* WHAT IS BEING ASKED:
What you print must match the data line for line.

* Website and app data records:
——

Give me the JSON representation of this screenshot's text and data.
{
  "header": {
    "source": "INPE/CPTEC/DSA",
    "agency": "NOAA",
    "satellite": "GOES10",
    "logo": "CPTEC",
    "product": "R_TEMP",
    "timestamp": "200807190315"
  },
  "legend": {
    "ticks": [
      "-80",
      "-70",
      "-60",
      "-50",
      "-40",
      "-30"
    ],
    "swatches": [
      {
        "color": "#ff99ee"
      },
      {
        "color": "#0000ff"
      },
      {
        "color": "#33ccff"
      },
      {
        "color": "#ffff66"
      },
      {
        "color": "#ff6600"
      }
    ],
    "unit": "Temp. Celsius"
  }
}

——

* RESPONSE:
Give me the JSON representation of this screenshot's text and data.
{
  "header": {
    "source": "INPE/CPTEC/DSA",
    "agency": "NOAA",
    "satellite": "GOES10",
    "logo": "CPTEC",
    "product": "R_TEMP",
    "timestamp": "200807190315"
  },
  "legend": {
    "ticks": [
      "-80",
      "-70",
      "-60",
      "-50",
      "-40",
      "-30"
    ],
    "swatches": [
      {
        "color": "#ff99ee"
      },
      {
        "color": "#0000ff"
      },
      {
        "color": "#33ccff"
      },
      {
        "color": "#ffff66"
      },
      {
        "color": "#ff6600"
      }
    ],
    "unit": "Temp. Celsius"
  }
}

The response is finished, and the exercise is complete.